*** DATA Section Begins ***
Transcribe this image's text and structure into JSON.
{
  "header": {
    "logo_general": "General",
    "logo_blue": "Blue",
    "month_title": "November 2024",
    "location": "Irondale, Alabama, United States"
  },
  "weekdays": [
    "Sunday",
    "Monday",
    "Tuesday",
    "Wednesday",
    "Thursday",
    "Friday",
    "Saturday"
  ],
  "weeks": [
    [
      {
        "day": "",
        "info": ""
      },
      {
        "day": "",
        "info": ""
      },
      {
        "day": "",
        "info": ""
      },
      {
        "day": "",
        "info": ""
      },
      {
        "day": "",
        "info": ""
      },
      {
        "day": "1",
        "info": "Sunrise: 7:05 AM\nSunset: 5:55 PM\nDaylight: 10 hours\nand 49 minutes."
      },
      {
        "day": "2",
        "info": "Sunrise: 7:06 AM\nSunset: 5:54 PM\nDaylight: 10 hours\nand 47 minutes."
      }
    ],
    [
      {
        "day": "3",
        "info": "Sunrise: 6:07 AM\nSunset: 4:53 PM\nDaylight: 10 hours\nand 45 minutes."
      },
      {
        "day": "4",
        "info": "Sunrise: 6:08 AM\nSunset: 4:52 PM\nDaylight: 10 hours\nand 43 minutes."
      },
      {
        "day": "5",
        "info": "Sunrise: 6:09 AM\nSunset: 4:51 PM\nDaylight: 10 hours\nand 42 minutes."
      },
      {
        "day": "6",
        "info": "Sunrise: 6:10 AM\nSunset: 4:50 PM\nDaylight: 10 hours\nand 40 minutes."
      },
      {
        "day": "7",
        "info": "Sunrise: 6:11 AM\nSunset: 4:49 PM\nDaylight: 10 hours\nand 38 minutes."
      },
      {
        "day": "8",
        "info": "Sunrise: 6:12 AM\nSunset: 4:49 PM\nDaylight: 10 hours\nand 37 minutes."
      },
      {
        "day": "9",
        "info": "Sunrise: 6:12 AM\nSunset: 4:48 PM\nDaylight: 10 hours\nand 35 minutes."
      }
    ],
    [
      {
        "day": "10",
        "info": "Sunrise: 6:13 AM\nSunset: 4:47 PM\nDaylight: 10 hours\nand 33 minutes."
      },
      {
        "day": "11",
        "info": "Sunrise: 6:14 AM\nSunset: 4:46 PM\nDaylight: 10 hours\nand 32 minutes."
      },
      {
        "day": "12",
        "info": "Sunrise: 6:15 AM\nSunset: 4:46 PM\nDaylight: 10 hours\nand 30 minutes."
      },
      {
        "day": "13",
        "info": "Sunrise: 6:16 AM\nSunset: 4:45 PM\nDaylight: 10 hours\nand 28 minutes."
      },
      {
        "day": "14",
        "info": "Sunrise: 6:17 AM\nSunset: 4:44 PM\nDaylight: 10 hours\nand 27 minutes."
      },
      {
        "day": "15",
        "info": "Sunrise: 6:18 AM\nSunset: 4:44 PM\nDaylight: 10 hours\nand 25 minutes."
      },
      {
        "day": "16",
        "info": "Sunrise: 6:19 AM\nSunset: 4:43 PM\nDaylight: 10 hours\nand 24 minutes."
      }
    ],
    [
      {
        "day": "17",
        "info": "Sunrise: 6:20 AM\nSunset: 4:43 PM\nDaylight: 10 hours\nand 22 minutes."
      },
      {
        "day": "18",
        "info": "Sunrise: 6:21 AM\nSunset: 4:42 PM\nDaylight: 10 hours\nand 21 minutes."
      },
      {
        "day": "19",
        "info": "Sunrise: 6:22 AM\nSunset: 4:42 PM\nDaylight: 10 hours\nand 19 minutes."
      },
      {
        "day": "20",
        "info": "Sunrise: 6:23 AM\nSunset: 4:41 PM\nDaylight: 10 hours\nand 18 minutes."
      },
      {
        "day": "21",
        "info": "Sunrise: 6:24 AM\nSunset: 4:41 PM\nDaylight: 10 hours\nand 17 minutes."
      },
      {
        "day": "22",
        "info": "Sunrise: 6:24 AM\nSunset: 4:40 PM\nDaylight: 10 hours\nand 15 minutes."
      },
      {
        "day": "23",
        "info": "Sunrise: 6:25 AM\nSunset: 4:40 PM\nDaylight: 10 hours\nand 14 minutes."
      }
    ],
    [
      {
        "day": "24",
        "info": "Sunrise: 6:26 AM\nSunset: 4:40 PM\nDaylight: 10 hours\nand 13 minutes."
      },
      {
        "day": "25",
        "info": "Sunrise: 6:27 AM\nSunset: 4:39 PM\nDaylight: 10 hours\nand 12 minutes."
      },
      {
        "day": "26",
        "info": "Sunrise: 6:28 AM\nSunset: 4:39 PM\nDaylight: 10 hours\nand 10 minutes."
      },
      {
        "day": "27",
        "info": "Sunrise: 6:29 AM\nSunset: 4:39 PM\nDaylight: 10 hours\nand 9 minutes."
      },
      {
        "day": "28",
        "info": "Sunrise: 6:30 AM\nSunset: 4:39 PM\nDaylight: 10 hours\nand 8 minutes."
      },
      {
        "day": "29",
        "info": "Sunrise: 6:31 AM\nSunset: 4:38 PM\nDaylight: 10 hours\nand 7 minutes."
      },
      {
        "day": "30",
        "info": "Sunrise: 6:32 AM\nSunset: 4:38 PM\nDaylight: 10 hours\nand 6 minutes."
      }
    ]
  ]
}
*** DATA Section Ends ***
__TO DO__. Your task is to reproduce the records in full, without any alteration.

__RESULT OF THE TASK__.
Transcribe this image's text and structure into JSON.
{
  "header": {
    "logo_general": "General",
    "logo_blue": "Blue",
    "month_title": "November 2024",
    "location": "Irondale, Alabama, United States"
  },
  "weekdays": [
    "Sunday",
    "Monday",
    "Tuesday",
    "Wednesday",
    "Thursday",
    "Friday",
    "Saturday"
  ],
  "weeks": [
    [
      {
        "day": "",
        "info": ""
      },
      {
        "day": "",
        "info": ""
      },
      {
        "day": "",
        "info": ""
      },
      {
        "day": "",
        "info": ""
      },
      {
        "day": "",
        "info": ""
      },
      {
        "day": "1",
        "info": "Sunrise: 7:05 AM\nSunset: 5:55 PM\nDaylight: 10 hours\nand 49 minutes."
      },
      {
        "day": "2",
        "info": "Sunrise: 7:06 AM\nSunset: 5:54 PM\nDaylight: 10 hours\nand 47 minutes."
      }
    ],
    [
      {
        "day": "3",
        "info": "Sunrise: 6:07 AM\nSunset: 4:53 PM\nDaylight: 10 hours\nand 45 minutes."
      },
      {
        "day": "4",
        "info": "Sunrise: 6:08 AM\nSunset: 4:52 PM\nDaylight: 10 hours\nand 43 minutes."
      },
      {
        "day": "5",
        "info": "Sunrise: 6:09 AM\nSunset: 4:51 PM\nDaylight: 10 hours\nand 42 minutes."
      },
      {
        "day": "6",
        "info": "Sunrise: 6:10 AM\nSunset: 4:50 PM\nDaylight: 10 hours\nand 40 minutes."
      },
      {
        "day": "7",
        "info": "Sunrise: 6:11 AM\nSunset: 4:49 PM\nDaylight: 10 hours\nand 38 minutes."
      },
      {
        "day": "8",
        "info": "Sunrise: 6:12 AM\nSunset: 4:49 PM\nDaylight: 10 hours\nand 37 minutes."
      },
      {
        "day": "9",
        "info": "Sunrise: 6:12 AM\nSunset: 4:48 PM\nDaylight: 10 hours\nand 35 minutes."
      }
    ],
    [
      {
        "day": "10",
        "info": "Sunrise: 6:13 AM\nSunset: 4:47 PM\nDaylight: 10 hours\nand 33 minutes."
      },
      {
        "day": "11",
        "info": "Sunrise: 6:14 AM\nSunset: 4:46 PM\nDaylight: 10 hours\nand 32 minutes."
      },
      {
        "day": "12",
        "info": "Sunrise: 6:15 AM\nSunset: 4:46 PM\nDaylight: 10 hours\nand 30 minutes."
      },
      {
        "day": "13",
        "info": "Sunrise: 6:16 AM\nSunset: 4:45 PM\nDaylight: 10 hours\nand 28 minutes."
      },
      {
        "day": "14",
        "info": "Sunrise: 6:17 AM\nSunset: 4:44 PM\nDaylight: 10 hours\nand 27 minutes."
      },
      {
        "day": "15",
        "info": "Sunrise: 6:18 AM\nSunset: 4:44 PM\nDaylight: 10 hours\nand 25 minutes."
      },
      {
        "day": "16",
        "info": "Sunrise: 6:19 AM\nSunset: 4:43 PM\nDaylight: 10 hours\nand 24 minutes."
      }
    ],
    [
      {
        "day": "17",
        "info": "Sunrise: 6:20 AM\nSunset: 4:43 PM\nDaylight: 10 hours\nand 22 minutes."
      },
      {
        "day": "18",
        "info": "Sunrise: 6:21 AM\nSunset: 4:42 PM\nDaylight: 10 hours\nand 21 minutes."
      },
      {
        "day": "19",
        "info": "Sunrise: 6:22 AM\nSunset: 4:42 PM\nDaylight: 10 hours\nand 19 minutes."
      },
      {
        "day": "20",
        "info": "Sunrise: 6:23 AM\nSunset: 4:41 PM\nDaylight: 10 hours\nand 18 minutes."
      },
      {
        "day": "21",
        "info": "Sunrise: 6:24 AM\nSunset: 4:41 PM\nDaylight: 10 hours\nand 17 minutes."
      },
      {
        "day": "22",
        "info": "Sunrise: 6:24 AM\nSunset: 4:40 PM\nDaylight: 10 hours\nand 15 minutes."
      },
      {
        "day": "23",
        "info": "Sunrise: 6:25 AM\nSunset: 4:40 PM\nDaylight: 10 hours\nand 14 minutes."
      }
    ],
    [
      {
        "day": "24",
        "info": "Sunrise: 6:26 AM\nSunset: 4:40 PM\nDaylight: 10 hours\nand 13 minutes."
      },
      {
        "day": "25",
        "info": "Sunrise: 6:27 AM\nSunset: 4:39 PM\nDaylight: 10 hours\nand 12 minutes."
      },
      {
        "day": "26",
        "info": "Sunrise: 6:28 AM\nSunset: 4:39 PM\nDaylight: 10 hours\nand 10 minutes."
      },
      {
        "day": "27",
        "info": "Sunrise: 6:29 AM\nSunset: 4:39 PM\nDaylight: 10 hours\nand 9 minutes."
      },
      {
        "day": "28",
        "info": "Sunrise: 6:30 AM\nSunset: 4:39 PM\nDaylight: 10 hours\nand 8 minutes."
      },
      {
        "day": "29",
        "info": "Sunrise: 6:31 AM\nSunset: 4:38 PM\nDaylight: 10 hours\nand 7 minutes."
      },
      {
        "day": "30",
        "info": "Sunrise: 6:32 AM\nSunset: 4:38 PM\nDaylight: 10 hours\nand 6 minutes."
      }
    ]
  ]
}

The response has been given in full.